From left, Sens. Cory Booker, D-N.J., and Kamala Harris, D-Calif.; Rep. Al Green, D-Texas, and other congressional Democrats attend a news conference to unveil policing reform and equal justice legislation on Monday.

From left, Sens. Cory Booker, D-N.J., and Kamala Harris, D-Calif.; Rep. Al Green, D-Texas, and other congressional Democrats attend a news conference to unveil policing reform and equal justice legislation on Monday. Manuel Balce Ceneta / AP

Democrats Push Body Cameras for Federal Officers as Part of Police Reform Legislation

Employees have mixed reactions to proposals, which include new use-of-force standards for federal law enforcement.

Congressional Democrats are pushing for reforms to federal law enforcement, including requiring all uniformed officers to wear body cameras, as part of larger police reform legislation in the wake of nationwide protests against police brutality. 

In addition to the body and dashboard cameras, the 2020 Justice in Policing Act would require federal law enforcement officers to use de-escalation techniques and use deadly force only as a last resort.
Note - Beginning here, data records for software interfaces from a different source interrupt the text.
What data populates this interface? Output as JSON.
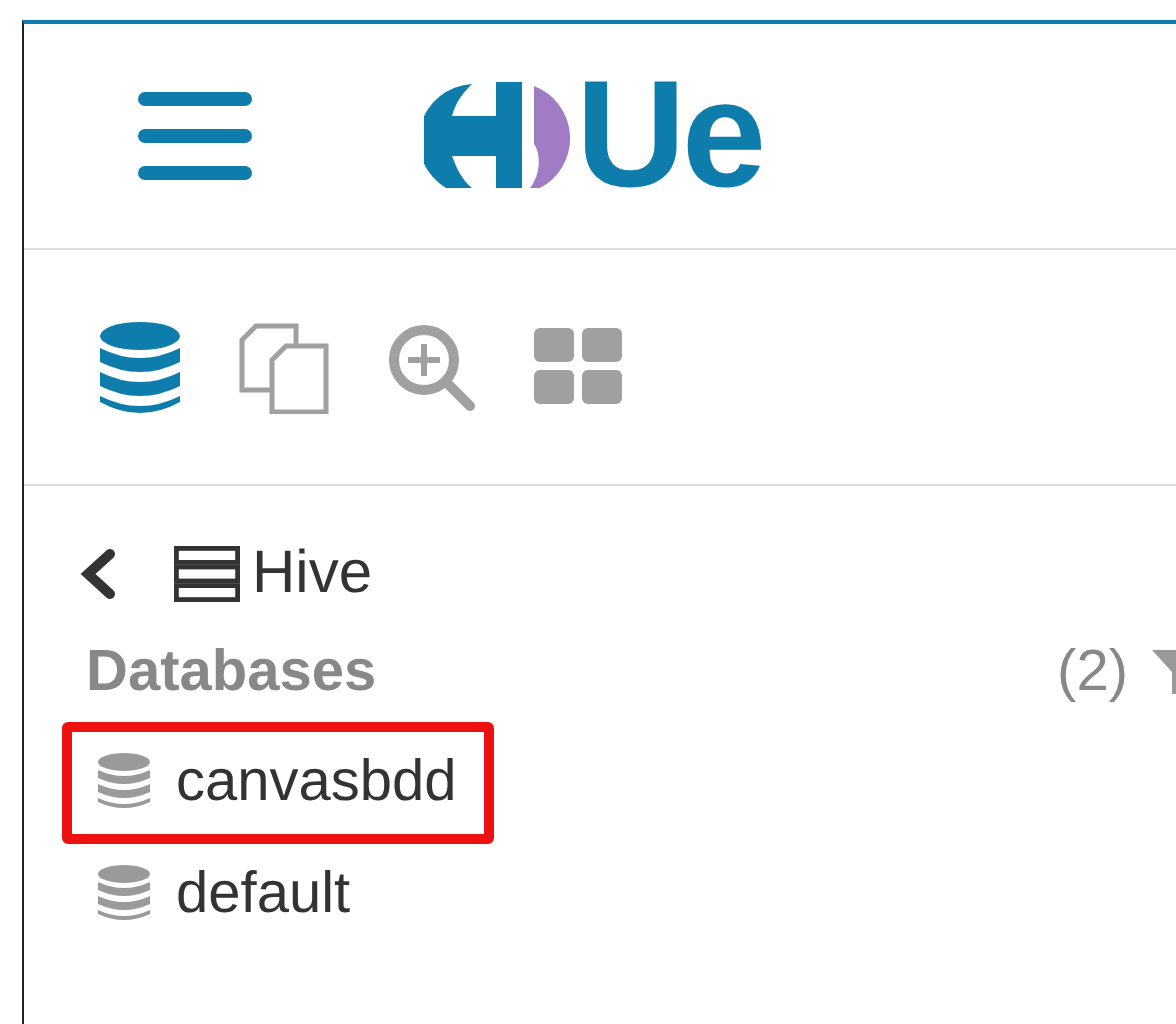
{
  "header": {
    "logo": "Ue"
  },
  "toolbar": [
    {
      "kind": "databases",
      "selected": true
    },
    {
      "kind": "documents",
      "selected": false
    },
    {
      "kind": "search",
      "selected": false
    },
    {
      "kind": "apps",
      "selected": false
    }
  ],
  "breadcrumb": {
    "label": "Hive"
  },
  "section": {
    "title": "Databases",
    "count": "(2)"
  },
  "databases": [
    {
      "name": "canvasbdd",
      "highlighted": true
    },
    {
      "name": "default",
      "highlighted": false
    }
  ]
}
The measure, introduced Monday with 200 cosponsors in the House and Senate, follows international outrage over the police killing of George Floyd in Minnesota last month. The practices of federal officers have also come under scrutiny after President Trump deployed thousands of them around the country to quell mostly peaceful protests taking place in dozens of cities. 

“We are here today with common-sense solutions, at least at the federal level, to hold police accountable,” said Sen. Kamala Harris, D-Calif., who helped introduce the bill in the Senate. 

Police forces have increasingly turned to body cameras to boost transparency and accountability for officer actions, but there is no current requirement for officers at the federal level. The Border Patrol has experimented with body cameras, completing two pilot programs to test the technology. It has not adopted their use, though it issued a request for information for body cameras last year. 

In addition to body-worn cameras, the legislation would require federal police vehicles to have dashboard cameras mounted. The bill would task the Government Accountability Office with launching an investigation into the federal officers’ training, vehicle pursuits and use of force. Federal law enforcement personnel would face a ban on using chokeholds and similar tactics to restrain individuals they are detaining. The measure would require bias and duty to intervene training for federal officers, ban “no-knock warrants” in federal drug cases and change federal personnel’s use of force standard from when it is “reasonable” to when it is “necessary to prevent death or serious bodily injury.” 

Larry Cosme, president of the Federal Law Enforcement Officers Association, took issue with many provisions of the bill and said reform efforts would be more effective if stakeholders were engaged in the drafting process. On the issue of body cameras, Cosme said he would support it for some officers but not agents in investigatory roles who deal with confidential informants. He suggested U.S. Capitol Police and the Interior Department’s Park Police begin using the cameras as a pilot. Cosme added FLEOA was “totally against” changes to the use of force standards for federal officers.  

“What’s next, we're going to be giving out flowers to anyone attacking an individual?” he asked. “At the end of the day if you’re meeting a deadly force threat, you have to deploy deadly force.” Cosme added, “You’re talking split second decisions.” He further suggested federal officers should not be subject to a “complete ban” on chokeholds, noting every situation is different and they are sometimes necessary. Their use has faced severe criticism after police officers deploying the tactic killed unarmed individuals in several high-profile incidents caught on video.   

Cosme, a federal agent for nearly three decades, most recently with Homeland Security Investigations, supports more training for federal officers throughout their careers. That can include deescalation tactics, he said, but they should not be the primary focus. 

Joe Murphy, president of American Federation of Government Employees council that represents Federal Protective Service officers at the Homeland Security Department, said he and the officers he represents are eager to use body cameras. 

“I am in support of [officers] wearing them and our members have asked for them over the years,” Murphy said. “Some have even volunteered to pay for their own, [but] we are currently forbidden from wearing them or having one mounted in our patrol cars.”

Murphy added certain concerns about privacy in confidential spaces and with regard to personal phone calls and other conversations could be easily addressed in legislation. 

A DHS advisory panel found in 2015 that Customs and Border Protection should consider outfitting its law enforcement personnel with body cameras. The panel also suggested use of force changes, prohibitions on when to deploy firearms and a large surge in internal affairs investigators. CBP has implemented some of those reforms—leading to declines in shootings by officers—but has resisted others.